Welcome to Maoist Orange Cake. Each week one of our Divas posts a thoughtful (but not necessarily serious) essay on whatever calls forth her Voice or strikes her Fancy. We invite you to join us wherever the discussion leads.
Motto of the MOC: Sincere, yes. Serious? Never!

"I would also like to add that ‘Maoist Orange Cake is possibly the best name for a blog ever. Just my twopence." -- The Sixth Carnival of Radical Feminists, 1 October 2007

The Twelfth Carnival of Radical Feminists is up at The Burning Times blog and mentions one of our posts, Helen 'Wheels' Keller, for recommendation. Orangeists spreading our zest!

Sunday, April 20, 2008

HAPPY PESACH! -- by Maggie Jochild

When I lived in San Francisco during my 20s and 30s, the dyke political community that was my base was over 50% Jewish. Every Passover, we had a community seder, with a cobbled together haggadah, secular and feminist revisionism, and tons of singing. After the first one, I couldn't imagine how I'd gone my whole life without this meaningful watershed event. It became one of my top three holidays (along with Halloween and Rosh Hoshanah).

I love tsimmes, kugel, matzoh brei (the next morning), brisket, and charoses. I hate the taste of parsley (bitter indeed) and am not wild about wine. When we'd recount the Ten Plagues, we'd dip a finger into our wine and flick the drop onto our plates while shouting "Feh!" after each plague.

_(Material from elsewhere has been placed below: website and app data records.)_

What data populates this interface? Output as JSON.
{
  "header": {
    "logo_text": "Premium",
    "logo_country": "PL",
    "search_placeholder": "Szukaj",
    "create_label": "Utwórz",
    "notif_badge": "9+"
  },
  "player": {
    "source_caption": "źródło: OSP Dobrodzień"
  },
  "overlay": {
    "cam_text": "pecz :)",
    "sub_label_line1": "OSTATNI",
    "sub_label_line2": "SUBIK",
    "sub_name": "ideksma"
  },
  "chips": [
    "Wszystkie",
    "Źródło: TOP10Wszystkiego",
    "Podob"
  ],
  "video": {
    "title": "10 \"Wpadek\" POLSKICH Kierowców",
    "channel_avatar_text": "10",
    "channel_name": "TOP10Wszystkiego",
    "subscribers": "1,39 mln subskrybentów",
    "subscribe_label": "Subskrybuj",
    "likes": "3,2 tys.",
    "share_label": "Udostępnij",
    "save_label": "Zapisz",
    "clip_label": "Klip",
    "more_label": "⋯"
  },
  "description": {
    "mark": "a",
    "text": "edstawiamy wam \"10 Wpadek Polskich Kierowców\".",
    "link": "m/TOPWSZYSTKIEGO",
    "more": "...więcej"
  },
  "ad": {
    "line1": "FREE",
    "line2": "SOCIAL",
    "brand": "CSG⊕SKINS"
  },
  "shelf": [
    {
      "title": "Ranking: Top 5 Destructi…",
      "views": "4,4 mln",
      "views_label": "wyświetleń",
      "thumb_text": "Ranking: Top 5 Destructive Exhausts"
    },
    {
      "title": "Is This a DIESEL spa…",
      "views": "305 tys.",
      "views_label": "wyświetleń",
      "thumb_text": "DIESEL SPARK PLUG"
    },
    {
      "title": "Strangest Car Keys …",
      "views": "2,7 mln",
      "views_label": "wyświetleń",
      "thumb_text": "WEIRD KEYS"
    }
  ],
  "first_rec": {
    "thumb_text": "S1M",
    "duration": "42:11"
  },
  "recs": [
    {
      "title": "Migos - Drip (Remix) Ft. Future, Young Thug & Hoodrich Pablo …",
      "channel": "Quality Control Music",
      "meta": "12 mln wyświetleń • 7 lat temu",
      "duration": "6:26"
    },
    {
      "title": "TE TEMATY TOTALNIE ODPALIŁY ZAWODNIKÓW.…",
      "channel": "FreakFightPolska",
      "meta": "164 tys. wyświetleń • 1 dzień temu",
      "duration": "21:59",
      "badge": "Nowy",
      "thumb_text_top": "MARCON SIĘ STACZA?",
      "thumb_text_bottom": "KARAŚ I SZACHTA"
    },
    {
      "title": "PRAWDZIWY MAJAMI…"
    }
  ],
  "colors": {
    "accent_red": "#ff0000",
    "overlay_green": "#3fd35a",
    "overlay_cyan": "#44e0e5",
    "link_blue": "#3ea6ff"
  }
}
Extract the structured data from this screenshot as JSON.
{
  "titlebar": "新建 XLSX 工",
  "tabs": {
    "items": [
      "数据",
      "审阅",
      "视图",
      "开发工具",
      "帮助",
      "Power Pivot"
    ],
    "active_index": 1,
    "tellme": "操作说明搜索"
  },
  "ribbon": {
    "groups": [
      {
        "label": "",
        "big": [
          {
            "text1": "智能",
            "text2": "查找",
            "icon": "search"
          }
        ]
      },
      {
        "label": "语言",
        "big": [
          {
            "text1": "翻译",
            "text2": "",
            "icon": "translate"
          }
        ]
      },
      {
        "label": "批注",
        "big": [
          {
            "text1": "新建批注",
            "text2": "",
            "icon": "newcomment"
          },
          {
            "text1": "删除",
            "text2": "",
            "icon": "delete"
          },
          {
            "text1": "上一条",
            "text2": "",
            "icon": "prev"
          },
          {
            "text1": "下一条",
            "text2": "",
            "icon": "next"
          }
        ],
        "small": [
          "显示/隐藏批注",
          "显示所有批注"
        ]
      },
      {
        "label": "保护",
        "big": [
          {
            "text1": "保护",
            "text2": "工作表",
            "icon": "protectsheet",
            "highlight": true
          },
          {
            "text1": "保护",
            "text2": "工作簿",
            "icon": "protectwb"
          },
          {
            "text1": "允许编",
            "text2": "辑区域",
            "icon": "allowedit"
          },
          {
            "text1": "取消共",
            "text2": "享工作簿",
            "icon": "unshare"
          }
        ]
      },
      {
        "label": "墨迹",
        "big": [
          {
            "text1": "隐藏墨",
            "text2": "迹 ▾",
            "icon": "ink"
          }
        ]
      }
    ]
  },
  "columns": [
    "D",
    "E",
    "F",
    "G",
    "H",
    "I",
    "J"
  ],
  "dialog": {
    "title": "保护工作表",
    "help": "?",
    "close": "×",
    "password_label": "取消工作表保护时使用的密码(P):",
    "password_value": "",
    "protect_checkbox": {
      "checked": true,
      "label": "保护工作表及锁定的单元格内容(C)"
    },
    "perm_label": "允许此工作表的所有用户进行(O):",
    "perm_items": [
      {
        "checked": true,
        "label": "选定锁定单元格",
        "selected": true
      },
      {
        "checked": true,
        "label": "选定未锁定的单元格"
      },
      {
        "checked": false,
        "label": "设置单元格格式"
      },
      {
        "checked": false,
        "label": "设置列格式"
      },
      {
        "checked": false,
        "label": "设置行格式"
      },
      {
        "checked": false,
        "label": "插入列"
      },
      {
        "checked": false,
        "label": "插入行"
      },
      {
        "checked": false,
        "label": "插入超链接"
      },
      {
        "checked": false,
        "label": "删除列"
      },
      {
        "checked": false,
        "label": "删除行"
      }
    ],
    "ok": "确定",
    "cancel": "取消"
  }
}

We kept an orange on the seder plate, and we often included the Yemeni Jewish practice of flogging each other with green onions during the escape from slavery section of the story, which often turned into a free-for-all around the entire house. We stressed the role of Miriam, noting how powerful women are maligned and accused of anything under the sun to keep them from sharing leadership, and we set out a cup for her as well as Elijah.

But especially, I loved the songs. Below are my three favorites.

One is a hilarious rap remix of Dayenu done by a couple of yeshiva homeboys.

Eliyahu Hanavi is given a haunting rendition by the Vienna Jewish Choir, conducted by Roman Grinberg.

The last is Go Down Moses, sung by a genuine African-American radical, Paul Robeson -- the most sacred part of every seder for me.

1 comment:

little gator said...

Did you know there's a tomato named Paul Robeson? It's a black Russian type heirloom.

To tomato growers, heirlooms are not necessarily old, though many are. They are the old-fashioned type of tomato, pollinated by nature, and not a hybrid.

I can't say how they are. Last year all my Paul R. seedlings died, but I'm trying again this year.

From the seed packet:

One of the most highly regarded black tomatoes, this one features medium-sized deep maroom fruits that are free of most blemishes and cracking. Their flabor is complex. sweet yet tangy, and characteristic of that distinctive richness that makes black tomatoes special.